Your instructions:
Your answer should be every line from the records that contains "title".
----- Exercise input -----
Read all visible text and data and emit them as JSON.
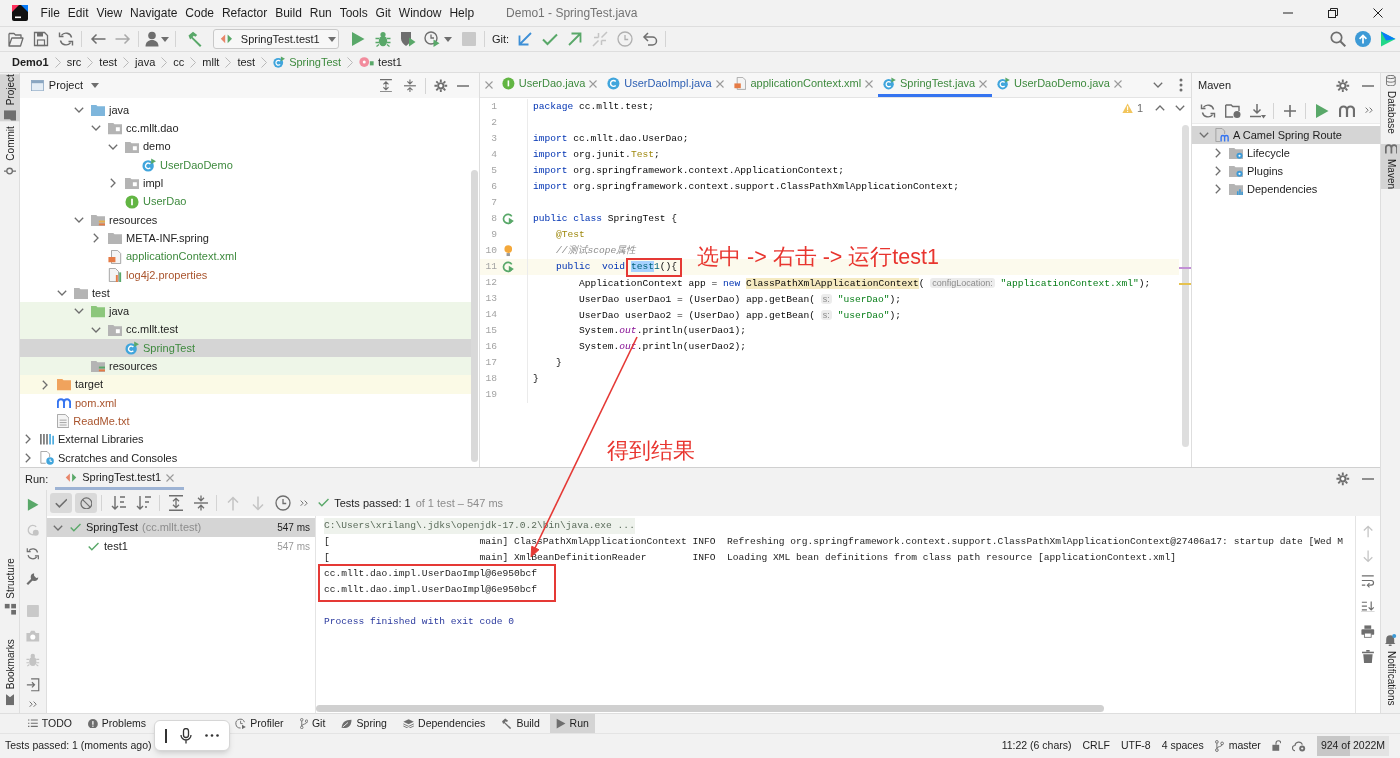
{
  "window": {
    "title": "Demo1 - SpringTest.java"
  },
  "menu": [
    "File",
    "Edit",
    "View",
    "Navigate",
    "Code",
    "Refactor",
    "Build",
    "Run",
    "Tools",
    "Git",
    "Window",
    "Help"
  ],
  "toolbar": {
    "run_configuration": "SpringTest.test1",
    "vcs_label": "Git:"
  },
  "breadcrumbs": [
    {
      "label": "Demo1",
      "kind": "project"
    },
    {
      "label": "src",
      "kind": "folder"
    },
    {
      "label": "test",
      "kind": "folder"
    },
    {
      "label": "java",
      "kind": "folder"
    },
    {
      "label": "cc",
      "kind": "folder"
    },
    {
      "label": "mllt",
      "kind": "folder"
    },
    {
      "label": "test",
      "kind": "folder"
    },
    {
      "label": "SpringTest",
      "kind": "class",
      "color": "#3e8a3e"
    },
    {
      "label": "test1",
      "kind": "method"
    }
  ],
  "left_tool_windows": [
    {
      "label": "Project",
      "kind": "project",
      "selected": true
    },
    {
      "label": "Commit",
      "kind": "commit",
      "selected": false
    }
  ],
  "left_tool_windows_bottom": [
    {
      "label": "Structure",
      "kind": "structure",
      "selected": false
    },
    {
      "label": "Bookmarks",
      "kind": "bookmarks",
      "selected": false
    }
  ],
  "right_tool_windows": [
    {
      "label": "Database",
      "kind": "database",
      "selected": false
    },
    {
      "label": "Maven",
      "kind": "maven",
      "selected": true
    }
  ],
  "right_tool_windows_bottom": [
    {
      "label": "Notifications",
      "kind": "notifications",
      "selected": false
    }
  ],
  "project": {
    "title": "Project",
    "tree": [
      {
        "children": [
          {
            "children": [
              {
                "children": [
                  {
                    "label": "java",
                    "kind": "source-root",
                    "expanded": true,
                    "selected": false,
                    "children": [
                      {
                        "label": "cc.mllt.dao",
                        "kind": "package",
                        "expanded": true,
                        "selected": false,
                        "children": [
                          {
                            "label": "demo",
                            "kind": "package",
                            "expanded": true,
                            "selected": false,
                            "children": [
                              {
                                "label": "UserDaoDemo",
                                "kind": "runnable-class",
                                "selected": false,
                                "color": "#3e8a3e"
                              }
                            ]
                          },
                          {
                            "label": "impl",
                            "kind": "package",
                            "expanded": false,
                            "selected": false
                          },
                          {
                            "label": "UserDao",
                            "kind": "interface",
                            "selected": false,
                            "color": "#3e8a3e"
                          }
                        ]
                      }
                    ]
                  },
                  {
                    "label": "resources",
                    "kind": "resources-root",
                    "expanded": true,
                    "selected": false,
                    "children": [
                      {
                        "label": "META-INF.spring",
                        "kind": "folder",
                        "expanded": false,
                        "selected": false
                      },
                      {
                        "label": "applicationContext.xml",
                        "kind": "xml-file",
                        "selected": false,
                        "color": "#3e8a3e"
                      },
                      {
                        "label": "log4j2.properties",
                        "kind": "properties-file",
                        "selected": false,
                        "color": "#a9542d"
                      }
                    ]
                  }
                ]
              },
              {
                "label": "test",
                "kind": "folder",
                "expanded": true,
                "selected": false,
                "children": [
                  {
                    "label": "java",
                    "kind": "test-root",
                    "expanded": true,
                    "selected": false,
                    "test_sources": true,
                    "children": [
                      {
                        "label": "cc.mllt.test",
                        "kind": "package",
                        "expanded": true,
                        "selected": false,
                        "test_sources": true,
                        "children": [
                          {
                            "label": "SpringTest",
                            "kind": "runnable-class",
                            "selected": true,
                            "color": "#3e8a3e"
                          }
                        ]
                      }
                    ]
                  },
                  {
                    "label": "resources",
                    "kind": "test-resources-root",
                    "selected": false,
                    "test_sources": true
                  }
                ]
              }
            ]
          },
          {
            "label": "target",
            "kind": "excluded-folder",
            "expanded": false,
            "selected": false,
            "excluded": true
          },
          {
            "label": "pom.xml",
            "kind": "maven-file",
            "selected": false,
            "color": "#a9542d"
          },
          {
            "label": "ReadMe.txt",
            "kind": "text-file",
            "selected": false,
            "color": "#a9542d"
          }
        ]
      },
      {
        "label": "External Libraries",
        "kind": "libraries",
        "expanded": false,
        "selected": false
      },
      {
        "label": "Scratches and Consoles",
        "kind": "scratches",
        "expanded": false,
        "selected": false
      }
    ]
  },
  "editor": {
    "tabs": [
      {
        "label": "UserDao.java",
        "kind": "interface",
        "selected": false,
        "color": "#3e8a3e"
      },
      {
        "label": "UserDaoImpl.java",
        "kind": "class",
        "selected": false,
        "color": "#2d5fb3"
      },
      {
        "label": "applicationContext.xml",
        "kind": "xml-file",
        "selected": false,
        "color": "#3e8a3e"
      },
      {
        "label": "SpringTest.java",
        "kind": "runnable-class",
        "selected": true,
        "color": "#3e8a3e"
      },
      {
        "label": "UserDaoDemo.java",
        "kind": "runnable-class",
        "selected": false,
        "color": "#3e8a3e"
      }
    ],
    "warning_count": "1",
    "lines": [
      {
        "number": "1",
        "current": false,
        "tokens": [
          {
            "text": "package",
            "kind": "keyword"
          },
          {
            "text": " cc.mllt.test;",
            "kind": "plain"
          }
        ]
      },
      {
        "number": "2",
        "current": false
      },
      {
        "number": "3",
        "current": false,
        "tokens": [
          {
            "text": "import",
            "kind": "keyword"
          },
          {
            "text": " cc.mllt.dao.UserDao;",
            "kind": "plain"
          }
        ]
      },
      {
        "number": "4",
        "current": false,
        "tokens": [
          {
            "text": "import",
            "kind": "keyword"
          },
          {
            "text": " org.junit.",
            "kind": "plain"
          },
          {
            "text": "Test",
            "kind": "annotation"
          },
          {
            "text": ";",
            "kind": "plain"
          }
        ]
      },
      {
        "number": "5",
        "current": false,
        "tokens": [
          {
            "text": "import",
            "kind": "keyword"
          },
          {
            "text": " org.springframework.context.ApplicationContext;",
            "kind": "plain"
          }
        ]
      },
      {
        "number": "6",
        "current": false,
        "tokens": [
          {
            "text": "import",
            "kind": "keyword"
          },
          {
            "text": " org.springframework.context.support.ClassPathXmlApplicationContext;",
            "kind": "plain"
          }
        ]
      },
      {
        "number": "7",
        "current": false
      },
      {
        "number": "8",
        "current": false,
        "run_marker": true,
        "tokens": [
          {
            "text": "public class",
            "kind": "keyword"
          },
          {
            "text": " SpringTest {",
            "kind": "plain"
          }
        ]
      },
      {
        "number": "9",
        "current": false,
        "tokens": [
          {
            "text": "    @Test",
            "kind": "annotation"
          }
        ]
      },
      {
        "number": "10",
        "current": false,
        "intention_bulb": true,
        "tokens": [
          {
            "text": "    //测试scope属性",
            "kind": "comment"
          }
        ]
      },
      {
        "number": "11",
        "current": true,
        "run_marker": true,
        "tokens": [
          {
            "text": "    public  ",
            "kind": "keyword"
          },
          {
            "text": "void ",
            "kind": "keyword"
          },
          {
            "text": "test",
            "kind": "selection"
          },
          {
            "text": "1",
            "kind": "method"
          },
          {
            "text": "(){",
            "kind": "plain"
          }
        ]
      },
      {
        "number": "12",
        "current": false,
        "tokens": [
          {
            "text": "        ApplicationContext app = ",
            "kind": "plain"
          },
          {
            "text": "new ",
            "kind": "keyword"
          },
          {
            "text": "ClassPathXmlApplicationContext",
            "kind": "warning"
          },
          {
            "text": "( ",
            "kind": "plain"
          },
          {
            "text": "configLocation:",
            "kind": "hint"
          },
          {
            "text": " \"applicationContext.xml\"",
            "kind": "string"
          },
          {
            "text": ");",
            "kind": "plain"
          }
        ]
      },
      {
        "number": "13",
        "current": false,
        "tokens": [
          {
            "text": "        UserDao userDao1 = (UserDao) app.getBean( ",
            "kind": "plain"
          },
          {
            "text": "s:",
            "kind": "hint"
          },
          {
            "text": " \"userDao\"",
            "kind": "string"
          },
          {
            "text": ");",
            "kind": "plain"
          }
        ]
      },
      {
        "number": "14",
        "current": false,
        "tokens": [
          {
            "text": "        UserDao userDao2 = (UserDao) app.getBean( ",
            "kind": "plain"
          },
          {
            "text": "s:",
            "kind": "hint"
          },
          {
            "text": " \"userDao\"",
            "kind": "string"
          },
          {
            "text": ");",
            "kind": "plain"
          }
        ]
      },
      {
        "number": "15",
        "current": false,
        "tokens": [
          {
            "text": "        System.",
            "kind": "plain"
          },
          {
            "text": "out",
            "kind": "static"
          },
          {
            "text": ".println(userDao1);",
            "kind": "plain"
          }
        ]
      },
      {
        "number": "16",
        "current": false,
        "tokens": [
          {
            "text": "        System.",
            "kind": "plain"
          },
          {
            "text": "out",
            "kind": "static"
          },
          {
            "text": ".println(userDao2);",
            "kind": "plain"
          }
        ]
      },
      {
        "number": "17",
        "current": false,
        "tokens": [
          {
            "text": "    }",
            "kind": "plain"
          }
        ]
      },
      {
        "number": "18",
        "current": false,
        "tokens": [
          {
            "text": "}",
            "kind": "plain"
          }
        ]
      },
      {
        "number": "19",
        "current": false
      }
    ]
  },
  "maven": {
    "title": "Maven",
    "tree": [
      {
        "label": "A Camel Spring Route",
        "kind": "project",
        "expanded": true,
        "selected": true,
        "children": [
          {
            "label": "Lifecycle",
            "kind": "lifecycle",
            "expanded": false,
            "selected": false
          },
          {
            "label": "Plugins",
            "kind": "plugins",
            "expanded": false,
            "selected": false
          },
          {
            "label": "Dependencies",
            "kind": "dependencies",
            "expanded": false,
            "selected": false
          }
        ]
      }
    ]
  },
  "run": {
    "title": "Run:",
    "tabs": [
      {
        "label": "SpringTest.test1",
        "selected": true
      }
    ],
    "toggles": [
      {
        "kind": "show-passed",
        "on": true
      },
      {
        "kind": "show-ignored",
        "on": true
      }
    ],
    "summary": {
      "success": true,
      "label": "Tests passed: 1",
      "detail": "of 1 test – 547 ms"
    },
    "tests": [
      {
        "label": "SpringTest",
        "detail": "(cc.mllt.test)",
        "duration": "547 ms",
        "success": true,
        "expanded": true,
        "selected": true,
        "children": [
          {
            "label": "test1",
            "duration": "547 ms",
            "success": true,
            "selected": false
          }
        ]
      }
    ],
    "console": [
      {
        "kind": "command",
        "text": "C:\\Users\\xrilang\\.jdks\\openjdk-17.0.2\\bin\\java.exe ..."
      },
      {
        "kind": "log",
        "text": "[                          main] ClassPathXmlApplicationContext INFO  Refreshing org.springframework.context.support.ClassPathXmlApplicationContext@27406a17: startup date [Wed M"
      },
      {
        "kind": "log",
        "text": "[                          main] XmlBeanDefinitionReader        INFO  Loading XML bean definitions from class path resource [applicationContext.xml]"
      },
      {
        "kind": "output",
        "text": "cc.mllt.dao.impl.UserDaoImpl@6e950bcf"
      },
      {
        "kind": "output",
        "text": "cc.mllt.dao.impl.UserDaoImpl@6e950bcf"
      },
      {
        "kind": "exit",
        "text": "Process finished with exit code 0"
      }
    ]
  },
  "bottom_tool_windows": [
    {
      "label": "TODO",
      "kind": "todo",
      "selected": false
    },
    {
      "label": "Problems",
      "kind": "problems",
      "selected": false
    },
    {
      "label": "Profiler",
      "kind": "profiler",
      "selected": false
    },
    {
      "label": "Git",
      "kind": "git",
      "selected": false
    },
    {
      "label": "Spring",
      "kind": "spring",
      "selected": false
    },
    {
      "label": "Dependencies",
      "kind": "dependencies",
      "selected": false
    },
    {
      "label": "Build",
      "kind": "build",
      "selected": false
    },
    {
      "label": "Run",
      "kind": "run",
      "selected": true
    }
  ],
  "status_bar": {
    "message": "Tests passed: 1 (moments ago)",
    "position": "11:22 (6 chars)",
    "line_separator": "CRLF",
    "encoding": "UTF-8",
    "indent": "4 spaces",
    "branch": "master",
    "memory": {
      "label": "924 of 2022M",
      "level": 0.46
    }
  },
  "annotations": {
    "instruction": "选中 -> 右击 -> 运行test1",
    "result": "得到结果"
  }
}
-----
Exercise answer:
    "title": "Demo1 - SpringTest.java"
    "title": "Project",
    "title": "Maven",
    "title": "Run:",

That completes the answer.